## Directions for this task:
Track down every line below that holds "placeholder" and copy it.

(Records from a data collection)
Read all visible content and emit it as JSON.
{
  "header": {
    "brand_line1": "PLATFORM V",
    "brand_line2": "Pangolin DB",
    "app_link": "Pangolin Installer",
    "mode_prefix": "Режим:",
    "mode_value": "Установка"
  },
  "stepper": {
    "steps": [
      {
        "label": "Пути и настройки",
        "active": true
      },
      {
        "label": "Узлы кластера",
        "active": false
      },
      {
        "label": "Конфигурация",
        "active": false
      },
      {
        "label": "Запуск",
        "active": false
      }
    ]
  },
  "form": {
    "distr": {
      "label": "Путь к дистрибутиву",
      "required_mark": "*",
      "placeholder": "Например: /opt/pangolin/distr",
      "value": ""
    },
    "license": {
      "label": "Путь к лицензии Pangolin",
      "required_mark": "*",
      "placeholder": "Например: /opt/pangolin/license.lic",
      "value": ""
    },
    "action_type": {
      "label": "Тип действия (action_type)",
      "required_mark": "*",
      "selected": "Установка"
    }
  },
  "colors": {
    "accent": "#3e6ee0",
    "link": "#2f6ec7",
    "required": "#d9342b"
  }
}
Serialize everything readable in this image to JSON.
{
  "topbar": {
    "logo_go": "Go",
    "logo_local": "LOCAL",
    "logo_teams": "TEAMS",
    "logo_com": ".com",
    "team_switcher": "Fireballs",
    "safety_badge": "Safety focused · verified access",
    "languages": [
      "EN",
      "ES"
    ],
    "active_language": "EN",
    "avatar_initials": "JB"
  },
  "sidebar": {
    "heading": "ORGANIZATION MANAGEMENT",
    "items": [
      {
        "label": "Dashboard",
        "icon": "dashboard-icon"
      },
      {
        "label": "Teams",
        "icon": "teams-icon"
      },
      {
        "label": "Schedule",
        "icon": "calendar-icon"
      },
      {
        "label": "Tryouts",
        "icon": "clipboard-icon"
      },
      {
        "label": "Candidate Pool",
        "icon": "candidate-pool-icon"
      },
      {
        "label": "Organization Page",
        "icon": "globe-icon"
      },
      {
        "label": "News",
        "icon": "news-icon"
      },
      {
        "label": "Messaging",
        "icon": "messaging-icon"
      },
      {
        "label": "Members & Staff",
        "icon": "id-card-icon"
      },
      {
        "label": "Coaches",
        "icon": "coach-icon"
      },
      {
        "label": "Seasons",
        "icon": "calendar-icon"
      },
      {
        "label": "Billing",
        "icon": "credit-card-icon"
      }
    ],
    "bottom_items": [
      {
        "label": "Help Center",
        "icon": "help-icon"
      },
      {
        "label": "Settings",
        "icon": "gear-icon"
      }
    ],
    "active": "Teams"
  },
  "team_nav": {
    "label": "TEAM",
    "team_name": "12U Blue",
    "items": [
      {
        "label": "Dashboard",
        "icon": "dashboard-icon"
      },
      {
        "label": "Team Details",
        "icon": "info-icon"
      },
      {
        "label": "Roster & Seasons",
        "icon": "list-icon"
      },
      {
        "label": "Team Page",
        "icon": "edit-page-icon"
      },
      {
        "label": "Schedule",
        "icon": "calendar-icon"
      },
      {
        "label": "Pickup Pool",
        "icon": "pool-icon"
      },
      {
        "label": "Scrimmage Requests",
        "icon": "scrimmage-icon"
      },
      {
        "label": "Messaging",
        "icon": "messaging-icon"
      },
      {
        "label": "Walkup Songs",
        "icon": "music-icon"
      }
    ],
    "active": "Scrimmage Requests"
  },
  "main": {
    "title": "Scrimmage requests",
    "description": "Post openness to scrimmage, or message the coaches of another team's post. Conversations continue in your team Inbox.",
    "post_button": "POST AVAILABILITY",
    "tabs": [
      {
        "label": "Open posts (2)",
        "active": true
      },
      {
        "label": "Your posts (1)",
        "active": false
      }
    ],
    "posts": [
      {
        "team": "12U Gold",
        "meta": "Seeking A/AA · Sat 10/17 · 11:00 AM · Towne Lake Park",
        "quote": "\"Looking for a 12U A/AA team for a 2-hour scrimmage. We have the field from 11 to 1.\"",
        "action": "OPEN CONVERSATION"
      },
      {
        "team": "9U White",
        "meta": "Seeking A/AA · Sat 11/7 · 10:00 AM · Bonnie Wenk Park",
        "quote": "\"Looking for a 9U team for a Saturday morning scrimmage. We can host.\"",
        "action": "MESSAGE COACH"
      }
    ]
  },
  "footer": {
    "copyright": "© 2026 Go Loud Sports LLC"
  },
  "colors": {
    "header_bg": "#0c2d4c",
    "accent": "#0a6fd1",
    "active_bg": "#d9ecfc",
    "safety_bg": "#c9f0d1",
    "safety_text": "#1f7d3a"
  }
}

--

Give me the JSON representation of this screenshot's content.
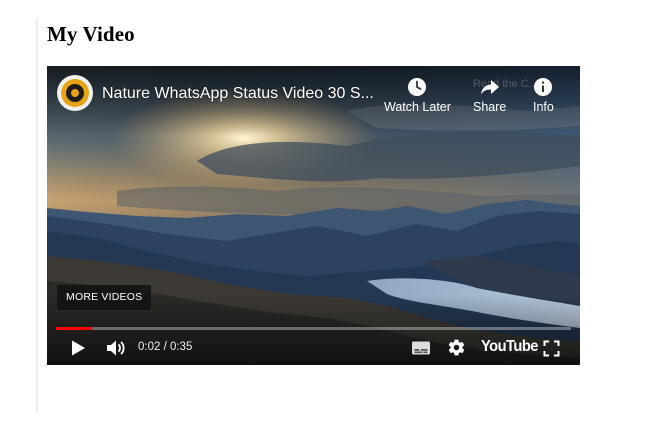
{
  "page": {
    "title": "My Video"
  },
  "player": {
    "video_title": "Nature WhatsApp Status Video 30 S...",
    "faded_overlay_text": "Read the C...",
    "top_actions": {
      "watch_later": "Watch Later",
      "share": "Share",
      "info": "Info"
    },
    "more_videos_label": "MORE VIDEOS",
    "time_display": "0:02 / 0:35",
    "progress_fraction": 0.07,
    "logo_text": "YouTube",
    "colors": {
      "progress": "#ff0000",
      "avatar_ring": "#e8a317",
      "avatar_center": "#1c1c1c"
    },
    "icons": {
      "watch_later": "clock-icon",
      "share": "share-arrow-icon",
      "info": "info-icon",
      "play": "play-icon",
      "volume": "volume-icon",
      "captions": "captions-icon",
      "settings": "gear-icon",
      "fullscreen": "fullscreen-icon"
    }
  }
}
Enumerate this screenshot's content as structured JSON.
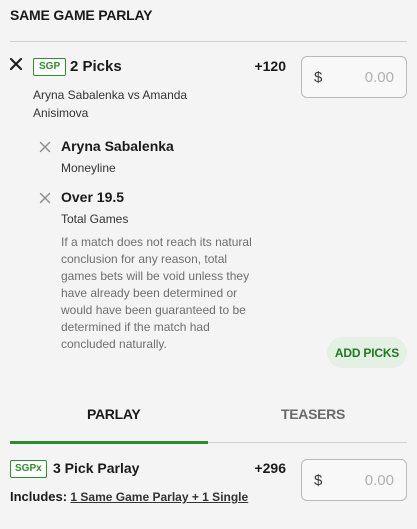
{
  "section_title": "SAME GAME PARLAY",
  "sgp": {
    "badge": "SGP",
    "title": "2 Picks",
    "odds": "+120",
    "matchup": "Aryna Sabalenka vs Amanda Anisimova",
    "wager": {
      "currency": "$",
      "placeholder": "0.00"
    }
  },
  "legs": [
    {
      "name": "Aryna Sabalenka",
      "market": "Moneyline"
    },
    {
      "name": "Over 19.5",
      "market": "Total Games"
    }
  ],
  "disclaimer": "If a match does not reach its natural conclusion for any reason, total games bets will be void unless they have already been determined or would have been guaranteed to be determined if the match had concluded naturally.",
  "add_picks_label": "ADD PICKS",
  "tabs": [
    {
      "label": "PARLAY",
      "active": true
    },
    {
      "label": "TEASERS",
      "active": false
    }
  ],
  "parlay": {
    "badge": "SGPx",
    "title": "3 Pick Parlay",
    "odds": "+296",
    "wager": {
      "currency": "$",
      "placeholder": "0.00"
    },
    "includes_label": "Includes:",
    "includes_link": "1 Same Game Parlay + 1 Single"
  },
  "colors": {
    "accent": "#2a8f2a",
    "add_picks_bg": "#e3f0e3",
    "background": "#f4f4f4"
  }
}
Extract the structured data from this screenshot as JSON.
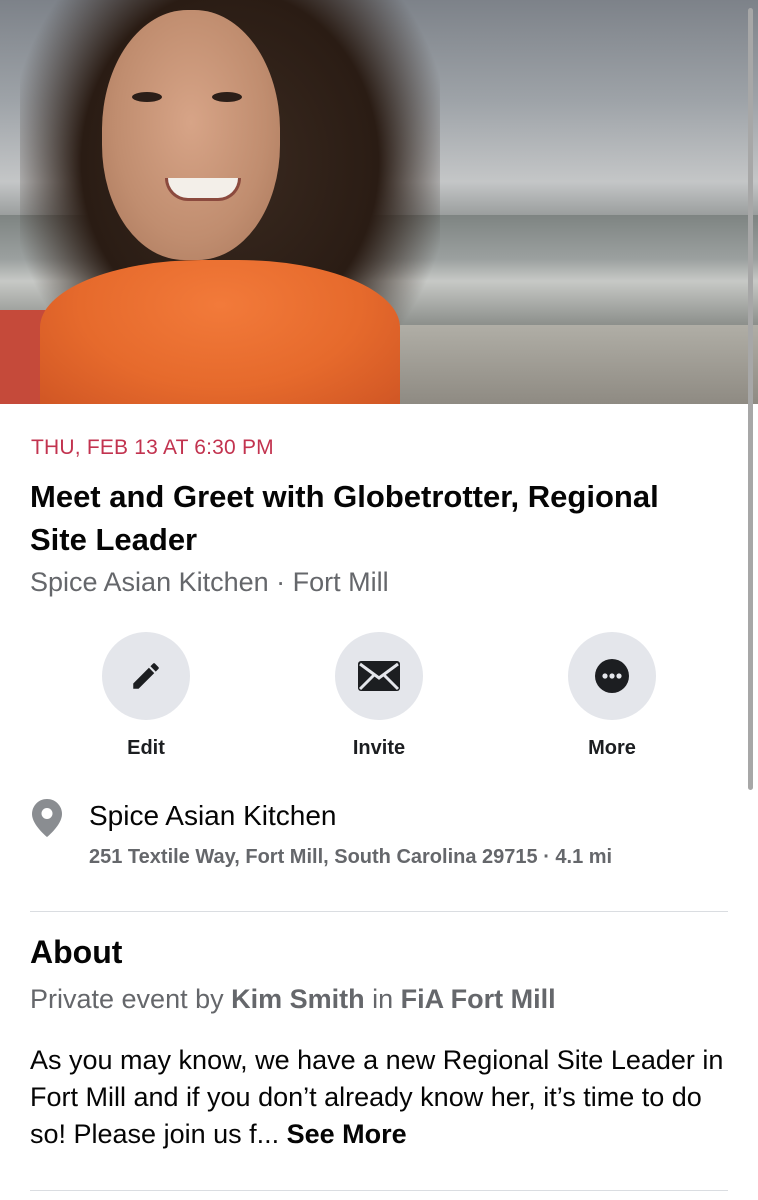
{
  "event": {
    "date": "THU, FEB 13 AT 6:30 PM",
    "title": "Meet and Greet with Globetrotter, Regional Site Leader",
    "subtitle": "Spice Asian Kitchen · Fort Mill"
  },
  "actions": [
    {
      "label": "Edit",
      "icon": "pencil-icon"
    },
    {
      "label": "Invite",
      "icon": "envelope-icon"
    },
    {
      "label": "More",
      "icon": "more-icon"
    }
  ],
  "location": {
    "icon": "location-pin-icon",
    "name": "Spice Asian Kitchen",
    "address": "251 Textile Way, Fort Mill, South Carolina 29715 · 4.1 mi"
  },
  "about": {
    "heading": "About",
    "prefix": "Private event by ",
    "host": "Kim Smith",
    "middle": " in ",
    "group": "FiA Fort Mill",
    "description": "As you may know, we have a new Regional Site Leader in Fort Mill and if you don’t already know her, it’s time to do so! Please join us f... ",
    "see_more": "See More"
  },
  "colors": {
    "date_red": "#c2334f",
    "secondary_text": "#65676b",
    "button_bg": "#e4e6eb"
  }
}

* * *

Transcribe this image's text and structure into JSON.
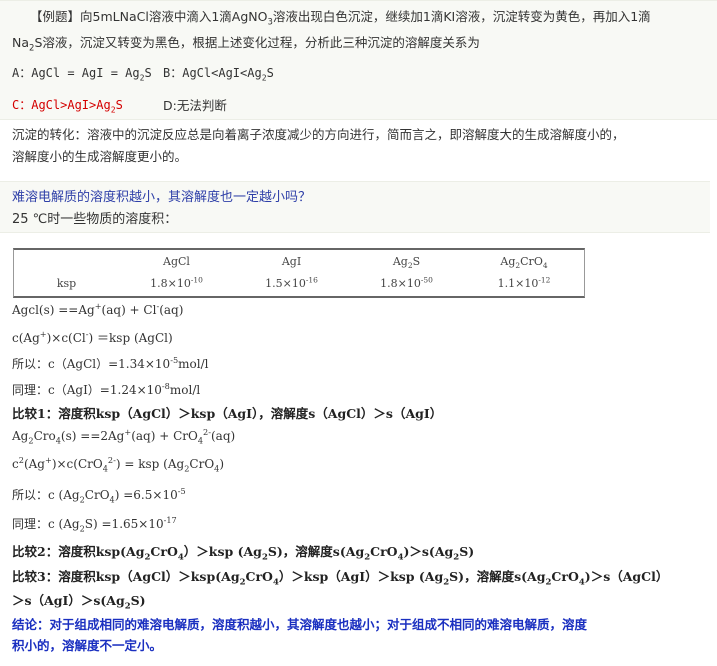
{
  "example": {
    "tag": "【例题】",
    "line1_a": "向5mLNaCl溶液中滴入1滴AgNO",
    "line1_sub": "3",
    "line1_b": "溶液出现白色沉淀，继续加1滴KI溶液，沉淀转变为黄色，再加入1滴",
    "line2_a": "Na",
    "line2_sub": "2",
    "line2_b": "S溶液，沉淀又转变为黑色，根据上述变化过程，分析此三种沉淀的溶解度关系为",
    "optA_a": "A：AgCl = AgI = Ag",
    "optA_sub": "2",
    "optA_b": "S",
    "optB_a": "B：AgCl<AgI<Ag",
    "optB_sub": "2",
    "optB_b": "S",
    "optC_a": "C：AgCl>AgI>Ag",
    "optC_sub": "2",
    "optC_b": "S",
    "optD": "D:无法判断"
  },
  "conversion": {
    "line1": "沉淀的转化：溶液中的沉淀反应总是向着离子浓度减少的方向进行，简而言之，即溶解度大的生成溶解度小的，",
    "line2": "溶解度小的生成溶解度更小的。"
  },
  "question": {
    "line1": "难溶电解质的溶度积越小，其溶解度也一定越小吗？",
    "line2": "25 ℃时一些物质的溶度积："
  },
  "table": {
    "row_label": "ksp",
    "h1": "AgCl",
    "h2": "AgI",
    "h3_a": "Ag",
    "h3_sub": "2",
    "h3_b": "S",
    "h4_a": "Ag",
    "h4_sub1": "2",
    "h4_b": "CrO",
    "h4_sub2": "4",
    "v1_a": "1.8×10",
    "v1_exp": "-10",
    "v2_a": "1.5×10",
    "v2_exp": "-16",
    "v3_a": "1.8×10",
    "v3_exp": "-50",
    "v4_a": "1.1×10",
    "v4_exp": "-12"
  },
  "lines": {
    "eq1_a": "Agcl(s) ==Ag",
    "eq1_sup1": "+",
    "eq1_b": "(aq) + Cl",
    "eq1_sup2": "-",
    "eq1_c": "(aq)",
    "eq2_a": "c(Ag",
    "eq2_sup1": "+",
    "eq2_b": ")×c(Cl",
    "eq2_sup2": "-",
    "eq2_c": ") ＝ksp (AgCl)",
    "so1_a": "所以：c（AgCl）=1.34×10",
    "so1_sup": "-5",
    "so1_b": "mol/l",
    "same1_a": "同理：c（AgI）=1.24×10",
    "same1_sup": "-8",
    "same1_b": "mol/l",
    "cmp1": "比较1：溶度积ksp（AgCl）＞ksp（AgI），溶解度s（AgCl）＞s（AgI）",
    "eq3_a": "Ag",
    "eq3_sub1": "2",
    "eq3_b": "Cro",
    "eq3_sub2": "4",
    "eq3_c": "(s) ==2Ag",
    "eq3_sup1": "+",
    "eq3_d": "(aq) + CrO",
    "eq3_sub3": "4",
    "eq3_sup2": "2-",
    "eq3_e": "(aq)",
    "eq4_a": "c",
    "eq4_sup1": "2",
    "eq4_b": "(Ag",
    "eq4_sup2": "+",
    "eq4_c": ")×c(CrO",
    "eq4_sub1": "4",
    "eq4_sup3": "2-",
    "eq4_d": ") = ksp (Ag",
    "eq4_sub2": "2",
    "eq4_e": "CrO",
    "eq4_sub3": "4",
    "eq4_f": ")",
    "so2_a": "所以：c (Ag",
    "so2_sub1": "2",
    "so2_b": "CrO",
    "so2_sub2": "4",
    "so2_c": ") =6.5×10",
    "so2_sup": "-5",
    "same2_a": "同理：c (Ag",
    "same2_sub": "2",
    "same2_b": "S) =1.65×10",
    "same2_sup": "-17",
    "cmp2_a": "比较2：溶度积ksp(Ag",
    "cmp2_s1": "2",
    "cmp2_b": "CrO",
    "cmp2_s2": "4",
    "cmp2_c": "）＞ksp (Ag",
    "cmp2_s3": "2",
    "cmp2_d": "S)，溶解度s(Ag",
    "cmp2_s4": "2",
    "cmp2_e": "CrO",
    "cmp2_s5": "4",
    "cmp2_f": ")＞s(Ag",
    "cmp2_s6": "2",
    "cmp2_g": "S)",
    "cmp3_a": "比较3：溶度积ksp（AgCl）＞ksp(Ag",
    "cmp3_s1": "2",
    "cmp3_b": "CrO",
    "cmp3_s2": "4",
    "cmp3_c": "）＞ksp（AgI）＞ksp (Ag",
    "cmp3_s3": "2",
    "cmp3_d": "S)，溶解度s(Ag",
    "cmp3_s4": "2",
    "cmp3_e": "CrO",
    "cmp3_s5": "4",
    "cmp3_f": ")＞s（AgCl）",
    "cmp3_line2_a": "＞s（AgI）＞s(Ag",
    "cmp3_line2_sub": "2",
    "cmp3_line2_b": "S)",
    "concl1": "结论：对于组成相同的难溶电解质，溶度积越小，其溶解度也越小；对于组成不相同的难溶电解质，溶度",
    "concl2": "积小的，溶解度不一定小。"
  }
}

## Answer area:
      "placeholder": "Например: /opt/pangolin/distr",
      "placeholder": "Например: /opt/pangolin/license.lic",
      "placeholder": "0.00"
      "placeholder": "0.00"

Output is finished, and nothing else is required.